Determine the number of lines in the data that include the word "duplicate", and write only that number.
Segment Open
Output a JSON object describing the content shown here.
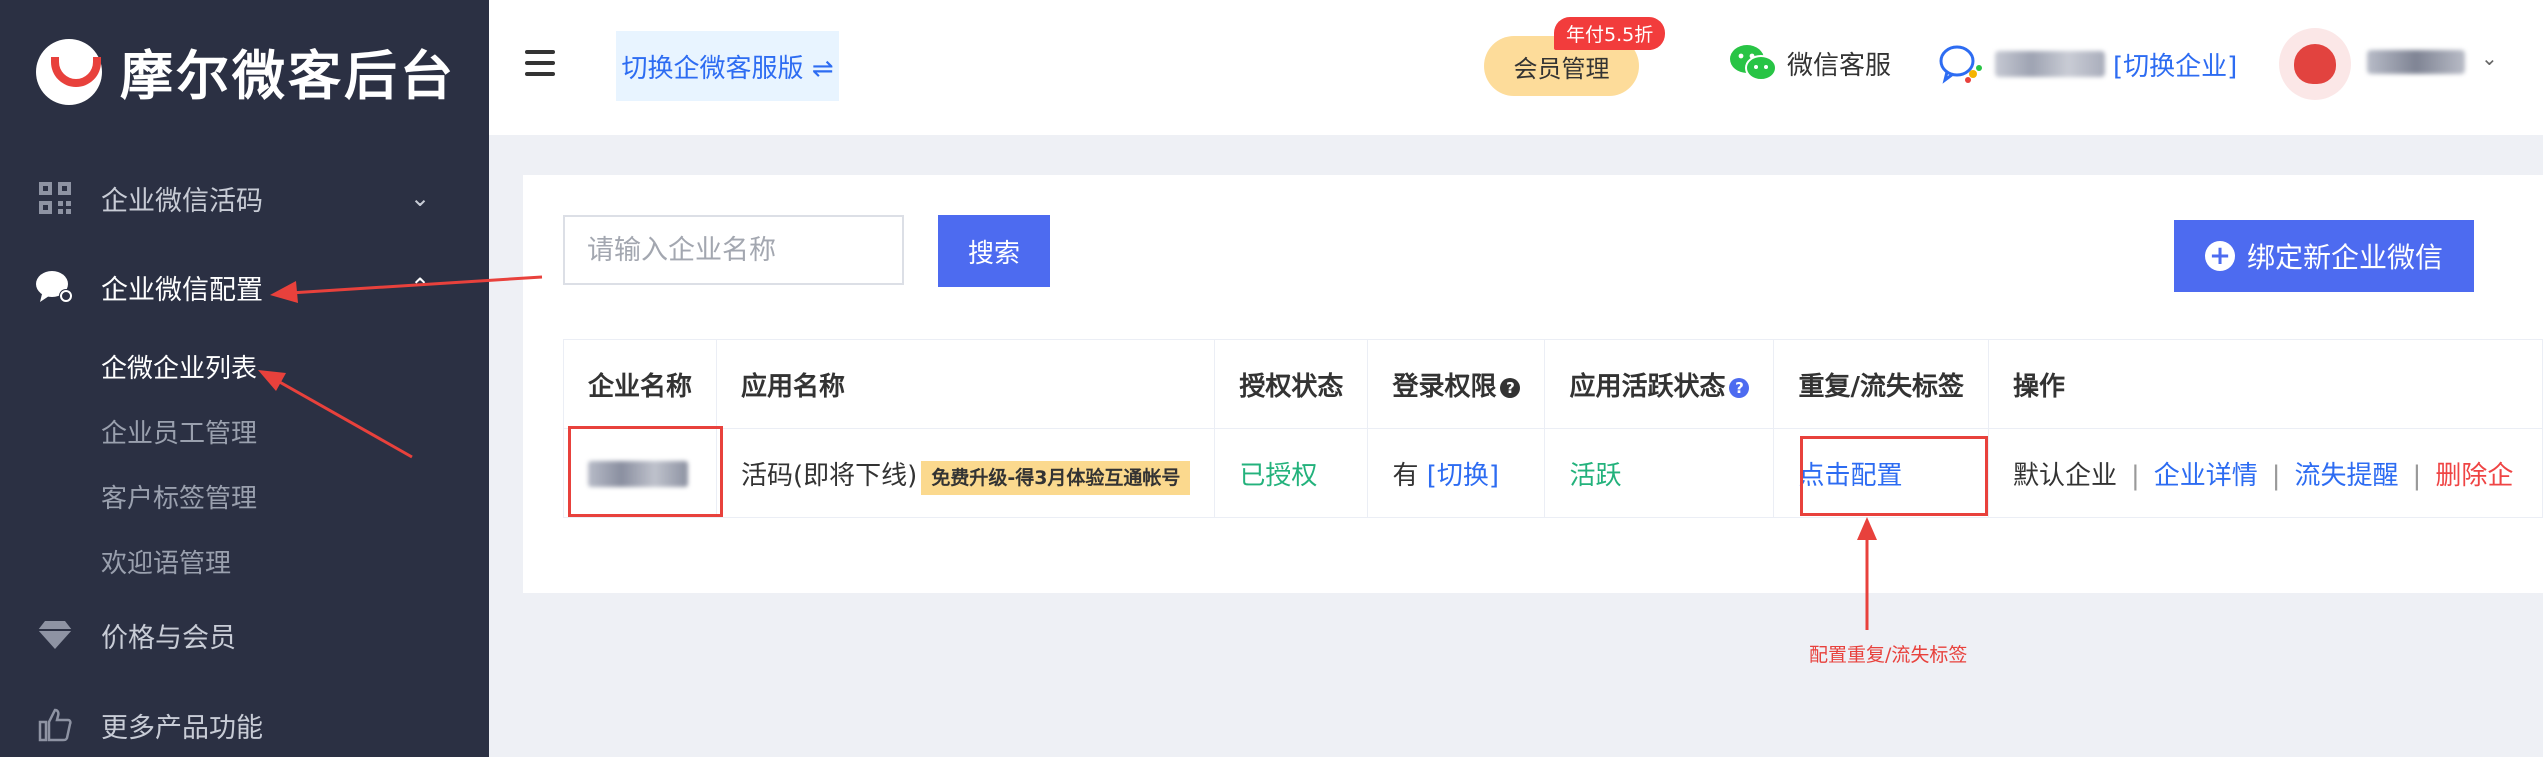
{
  "sidebar": {
    "brand": "摩尔微客后台",
    "items": [
      {
        "label": "企业微信活码",
        "icon": "qrcode-icon"
      },
      {
        "label": "企业微信配置",
        "icon": "chat-bubble-icon"
      },
      {
        "label": "价格与会员",
        "icon": "diamond-icon"
      },
      {
        "label": "更多产品功能",
        "icon": "thumbs-up-icon"
      }
    ],
    "sub_items": [
      "企微企业列表",
      "企业员工管理",
      "客户标签管理",
      "欢迎语管理"
    ]
  },
  "header": {
    "switch_label": "切换企微客服版 ⇌",
    "member_label": "会员管理",
    "member_badge": "年付5.5折",
    "wechat_cs": "微信客服",
    "switch_company": "[切换企业]"
  },
  "toolbar": {
    "search_placeholder": "请输入企业名称",
    "search_label": "搜索",
    "bind_label": "绑定新企业微信"
  },
  "table": {
    "headers": [
      "企业名称",
      "应用名称",
      "授权状态",
      "登录权限",
      "应用活跃状态",
      "重复/流失标签",
      "操作"
    ],
    "row": {
      "app_name": "活码(即将下线)",
      "promo": "免费升级-得3月体验互通帐号",
      "auth_status": "已授权",
      "login_perm": "有",
      "login_switch": "[切换]",
      "active_status": "活跃",
      "config_link": "点击配置",
      "actions": [
        "默认企业",
        "企业详情",
        "流失提醒",
        "删除企"
      ]
    }
  },
  "annotation": "配置重复/流失标签",
  "colors": {
    "accent": "#4d6bf0",
    "sidebar": "#2b3043",
    "annotation": "#e8413c",
    "success": "#23b27c"
  }
}
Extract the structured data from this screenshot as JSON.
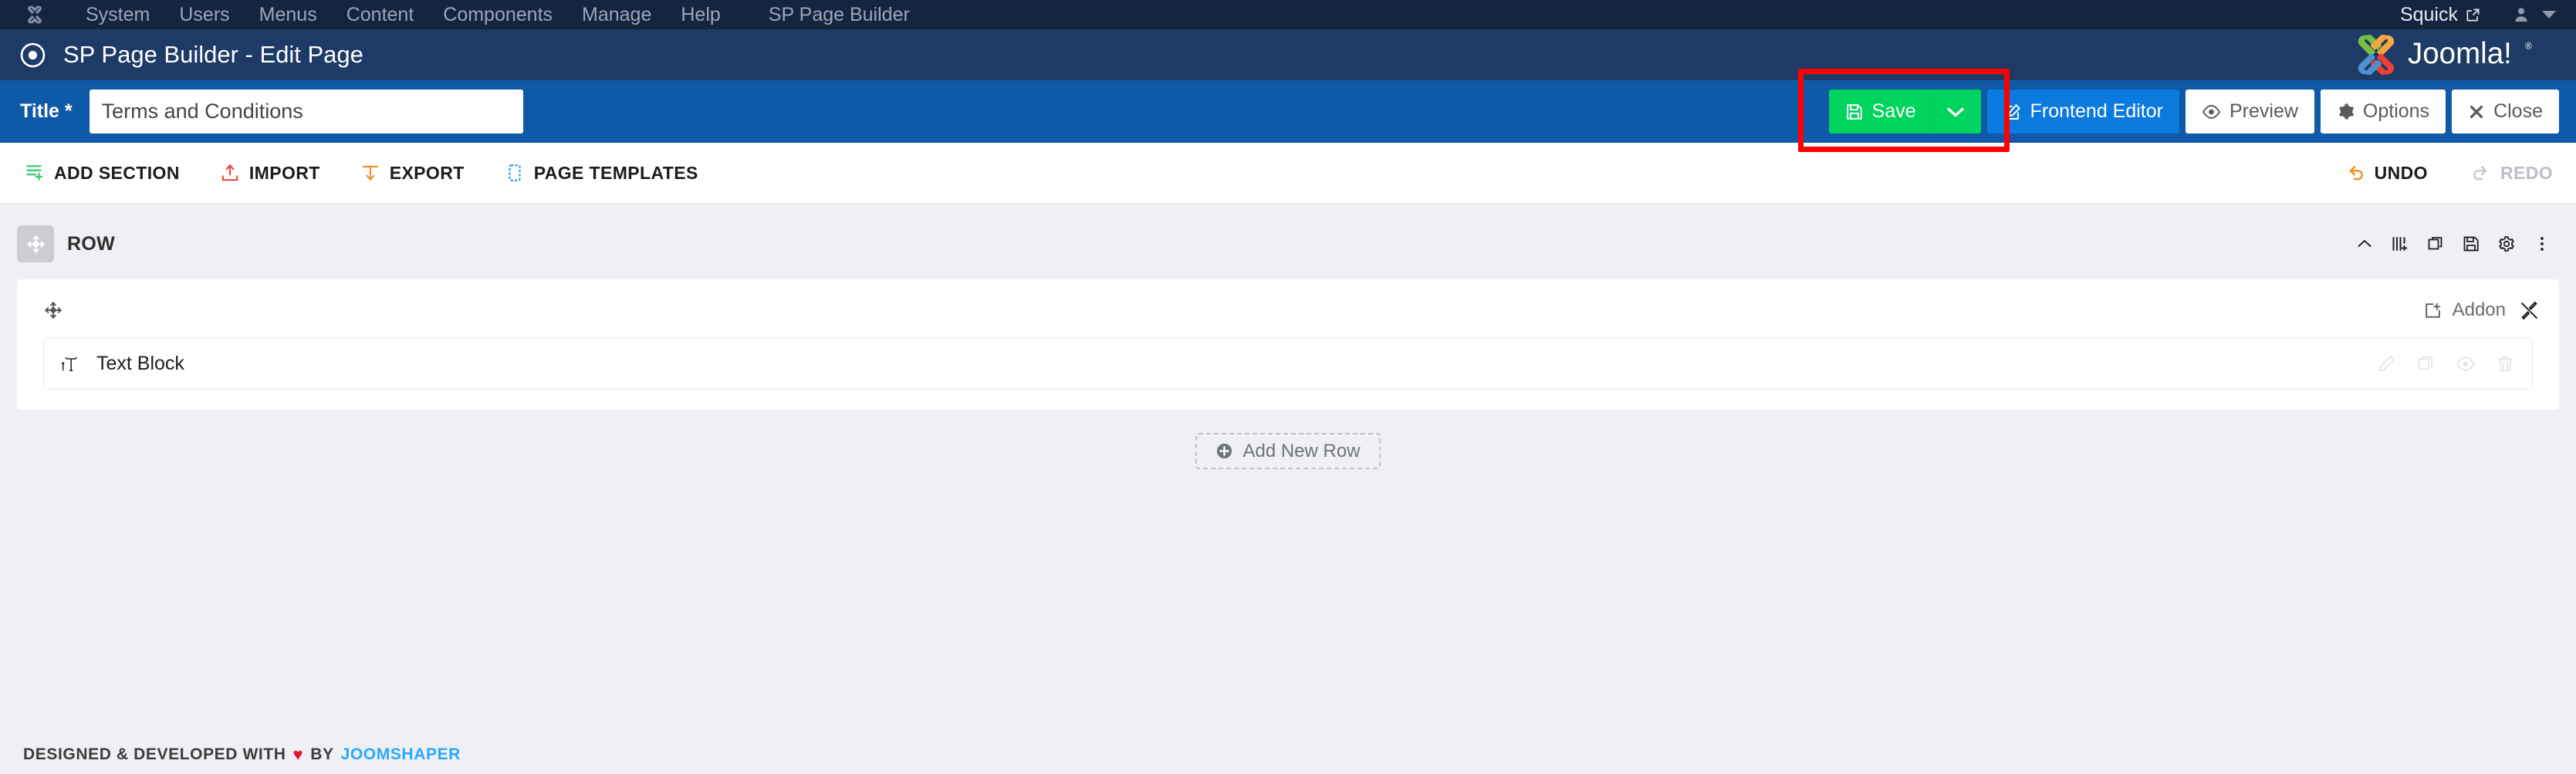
{
  "admin_bar": {
    "logo_icon": "joomla-icon",
    "menu": [
      {
        "label": "System"
      },
      {
        "label": "Users"
      },
      {
        "label": "Menus"
      },
      {
        "label": "Content"
      },
      {
        "label": "Components"
      },
      {
        "label": "Manage"
      },
      {
        "label": "Help"
      },
      {
        "label": "SP Page Builder"
      }
    ],
    "site_name": "Squick",
    "external_link_icon": "external-link-icon",
    "user_icon": "user-icon",
    "caret_icon": "chevron-down-icon"
  },
  "subhead": {
    "icon": "circle-dot-icon",
    "title": "SP Page Builder - Edit Page",
    "logo_alt": "Joomla!",
    "logo_registered": "®"
  },
  "titlebar": {
    "title_label": "Title *",
    "title_value": "Terms and Conditions",
    "title_placeholder": "Title",
    "buttons": {
      "save": "Save",
      "save_icon": "floppy-disk-icon",
      "save_caret_icon": "chevron-down-icon",
      "frontend_editor": "Frontend Editor",
      "frontend_editor_icon": "pencil-square-icon",
      "preview": "Preview",
      "preview_icon": "eye-icon",
      "options": "Options",
      "options_icon": "gear-icon",
      "close": "Close",
      "close_icon": "times-icon"
    },
    "highlight_color": "#fe0000",
    "save_color": "#00d45e",
    "frontend_color": "#0b7ade",
    "bar_color": "#0f5aa8"
  },
  "builder_bar": {
    "left": [
      {
        "label": "ADD SECTION",
        "icon": "add-section-icon",
        "color": "#2ecc71"
      },
      {
        "label": "IMPORT",
        "icon": "import-icon",
        "color": "#e74c3c"
      },
      {
        "label": "EXPORT",
        "icon": "export-icon",
        "color": "#f0932b"
      },
      {
        "label": "PAGE TEMPLATES",
        "icon": "page-templates-icon",
        "color": "#2b9cf0"
      }
    ],
    "right": [
      {
        "label": "UNDO",
        "icon": "undo-icon",
        "color": "#f0932b",
        "disabled": false
      },
      {
        "label": "REDO",
        "icon": "redo-icon",
        "color": "#c7c9ce",
        "disabled": true
      }
    ]
  },
  "canvas": {
    "row": {
      "drag_icon": "move-arrows-icon",
      "label": "ROW",
      "actions": [
        {
          "icon": "chevron-up-icon",
          "name": "collapse-row"
        },
        {
          "icon": "add-column-icon",
          "name": "add-column"
        },
        {
          "icon": "duplicate-icon",
          "name": "duplicate-row"
        },
        {
          "icon": "save-icon",
          "name": "save-row"
        },
        {
          "icon": "gear-icon",
          "name": "row-settings"
        },
        {
          "icon": "ellipsis-vertical-icon",
          "name": "row-more-menu"
        }
      ]
    },
    "column": {
      "drag_icon": "move-arrows-icon",
      "addon_label": "Addon",
      "addon_icon": "add-box-icon",
      "tools_icon": "tools-icon"
    },
    "addon": {
      "icon": "text-block-icon",
      "name": "Text Block",
      "tools": [
        {
          "icon": "pencil-icon",
          "name": "edit-addon"
        },
        {
          "icon": "duplicate-icon",
          "name": "duplicate-addon"
        },
        {
          "icon": "eye-icon",
          "name": "preview-addon"
        },
        {
          "icon": "trash-icon",
          "name": "delete-addon"
        }
      ]
    },
    "add_new_row": {
      "label": "Add New Row",
      "icon": "plus-circle-icon"
    }
  },
  "footer": {
    "prefix": "DESIGNED & DEVELOPED WITH",
    "heart": "♥",
    "by": "BY",
    "brand": "JOOMSHAPER",
    "brand_color": "#29a9ff"
  }
}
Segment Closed
▶ **RESULT**
4